There has been a scabies outbreak and two cases of meningitis there, Unitec students' association president Greg Powell said.

It was accommodation close to slum conditions as the buildings were not being maintained, he said.

Each apartment is individually owned by outside parties (a body corporate) so Unitec leases the buildings to rent to the students.

Until recently there was no provision for refunds if unhappy students wanted to leave early. International students must pay their rent for a semester in advance.

Domestic students pay fortnightly for the duration of the period they have signed to stay for, which is usually a year.

Mr Powell said he had for 18 months been fielding complaints from students but conditions had deteriorated recently, making living there a "health hazard".

Some students moved in to find a big blood stain on a mattress, while another student found his mattress covered in ants the day he moved in, Mr Powell said.
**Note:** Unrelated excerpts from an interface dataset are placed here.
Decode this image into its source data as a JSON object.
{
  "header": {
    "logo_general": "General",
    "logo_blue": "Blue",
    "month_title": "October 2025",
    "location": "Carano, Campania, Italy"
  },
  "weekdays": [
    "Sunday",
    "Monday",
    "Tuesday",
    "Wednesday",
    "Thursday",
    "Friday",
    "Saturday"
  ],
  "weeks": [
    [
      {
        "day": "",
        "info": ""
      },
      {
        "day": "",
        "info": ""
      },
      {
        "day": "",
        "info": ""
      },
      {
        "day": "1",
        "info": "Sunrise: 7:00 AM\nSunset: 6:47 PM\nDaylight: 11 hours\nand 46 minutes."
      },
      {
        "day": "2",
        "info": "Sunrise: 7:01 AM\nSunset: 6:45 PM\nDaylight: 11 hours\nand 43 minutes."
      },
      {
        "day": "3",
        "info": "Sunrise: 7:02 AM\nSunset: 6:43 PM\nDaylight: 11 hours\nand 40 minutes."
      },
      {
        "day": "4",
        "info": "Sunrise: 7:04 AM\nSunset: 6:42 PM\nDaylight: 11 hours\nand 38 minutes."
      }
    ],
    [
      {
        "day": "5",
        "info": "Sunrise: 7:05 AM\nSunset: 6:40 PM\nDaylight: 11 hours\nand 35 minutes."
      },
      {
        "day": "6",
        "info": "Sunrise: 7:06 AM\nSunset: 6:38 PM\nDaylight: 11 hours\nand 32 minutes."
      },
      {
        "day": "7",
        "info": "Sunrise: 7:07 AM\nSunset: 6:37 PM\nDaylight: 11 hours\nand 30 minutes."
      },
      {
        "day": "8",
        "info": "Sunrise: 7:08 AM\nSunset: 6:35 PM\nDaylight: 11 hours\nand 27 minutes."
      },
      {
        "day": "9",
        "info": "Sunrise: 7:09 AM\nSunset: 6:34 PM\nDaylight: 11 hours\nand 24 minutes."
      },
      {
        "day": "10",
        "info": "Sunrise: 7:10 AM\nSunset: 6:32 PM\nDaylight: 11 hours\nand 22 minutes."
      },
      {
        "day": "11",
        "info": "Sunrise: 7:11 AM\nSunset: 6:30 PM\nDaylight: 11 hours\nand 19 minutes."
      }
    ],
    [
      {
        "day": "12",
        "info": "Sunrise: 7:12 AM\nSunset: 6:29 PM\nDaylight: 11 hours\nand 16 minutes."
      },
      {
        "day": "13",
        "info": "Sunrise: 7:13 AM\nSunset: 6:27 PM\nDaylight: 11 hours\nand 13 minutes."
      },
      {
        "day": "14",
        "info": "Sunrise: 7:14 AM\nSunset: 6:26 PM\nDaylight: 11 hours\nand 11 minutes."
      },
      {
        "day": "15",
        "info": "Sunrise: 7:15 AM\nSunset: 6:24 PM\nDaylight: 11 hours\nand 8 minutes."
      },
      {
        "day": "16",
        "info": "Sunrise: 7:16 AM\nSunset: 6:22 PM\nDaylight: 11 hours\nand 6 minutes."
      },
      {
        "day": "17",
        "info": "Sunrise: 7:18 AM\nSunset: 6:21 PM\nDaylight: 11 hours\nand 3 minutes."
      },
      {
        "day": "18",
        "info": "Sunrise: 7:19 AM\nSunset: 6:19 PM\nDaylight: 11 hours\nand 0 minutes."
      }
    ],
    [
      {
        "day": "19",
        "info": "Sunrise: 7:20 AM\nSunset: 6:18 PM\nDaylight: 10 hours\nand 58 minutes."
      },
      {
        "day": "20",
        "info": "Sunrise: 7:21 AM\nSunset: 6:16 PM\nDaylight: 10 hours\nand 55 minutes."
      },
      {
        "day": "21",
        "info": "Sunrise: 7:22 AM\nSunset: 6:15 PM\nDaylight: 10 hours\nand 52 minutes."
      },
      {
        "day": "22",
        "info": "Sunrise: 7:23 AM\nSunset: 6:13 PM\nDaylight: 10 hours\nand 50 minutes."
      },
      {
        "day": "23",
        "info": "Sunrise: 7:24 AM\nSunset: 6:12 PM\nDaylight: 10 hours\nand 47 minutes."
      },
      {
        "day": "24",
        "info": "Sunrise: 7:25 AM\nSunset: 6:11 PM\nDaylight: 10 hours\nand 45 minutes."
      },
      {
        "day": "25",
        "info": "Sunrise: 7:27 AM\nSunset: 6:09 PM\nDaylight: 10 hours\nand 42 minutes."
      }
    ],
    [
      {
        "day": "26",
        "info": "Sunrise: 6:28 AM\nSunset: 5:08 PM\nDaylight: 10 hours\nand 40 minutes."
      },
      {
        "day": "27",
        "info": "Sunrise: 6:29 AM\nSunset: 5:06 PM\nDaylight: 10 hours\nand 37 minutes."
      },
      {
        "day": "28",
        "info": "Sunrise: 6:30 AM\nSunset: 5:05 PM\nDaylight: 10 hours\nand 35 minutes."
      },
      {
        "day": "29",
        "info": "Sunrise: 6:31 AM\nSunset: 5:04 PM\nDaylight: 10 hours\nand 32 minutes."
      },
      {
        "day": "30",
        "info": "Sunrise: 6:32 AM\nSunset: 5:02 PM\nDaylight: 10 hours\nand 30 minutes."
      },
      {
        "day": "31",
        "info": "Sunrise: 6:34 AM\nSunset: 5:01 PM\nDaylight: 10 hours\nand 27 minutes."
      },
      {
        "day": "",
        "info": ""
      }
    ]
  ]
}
At least five people have contracted scabies living there - it was spread through infected mattresses being moved around the rooms.

Gutters were blocked, which caused the water to run down and seep into the walls, increasing dampness problems, he said.

Two residents contracted meningitis - one has been recovering in hospital, the other was Greg Thomas, a first year student.

Mr Thomas is overcoming viral meningitis. He blamed his poor living conditions for the illness and feared he would now fail his course.

Other students spoken to by NZPA complained of low security in the buildings - last month there were five burglaries in three days.

One student said the windows had hardly any resistance and the bedroom doors could be easily opened with a credit card.

Since recent break-ins, Unitec put bars over downstairs windows, making it feel like a prison, said resident Ben Butcher.

"Why make your student accommodation look like a jail?"

Unitec chief financial officer and executive director of finance and infrastructure Paul Conder said it was dealing with each issue.

It would pass complaints to the body corporate.

Unitec needed permission from the apartment owners to make changes on the buildings, he said.

He placed blame on some of the students for not cleaning their apartments properly.

Unitec had responded to insect infestation by fumigating the buildings, and was planning an external review.

By saying it could only make changes with the body corporation's agreement, the Unitec was putting up a "smokescreen" to avoid taking responsibility, Mr Powell said.

"These are their students on their campus, they pay their money to the Unitec cashiers...It's (the accommodation) advertised and marketed as Unitec's in the booklets and pamphlets to overseas students and is on Unitec grounds," he said.

"That screams louder than anything else, it's Unitec problem."

Mr Powell is trying to get a building inspector and the health board to go through the apartments.

Students hated living in the Unitec accommodation and most of them wanted to move out but couldn't for fearing of losing thousands of dollars, he said.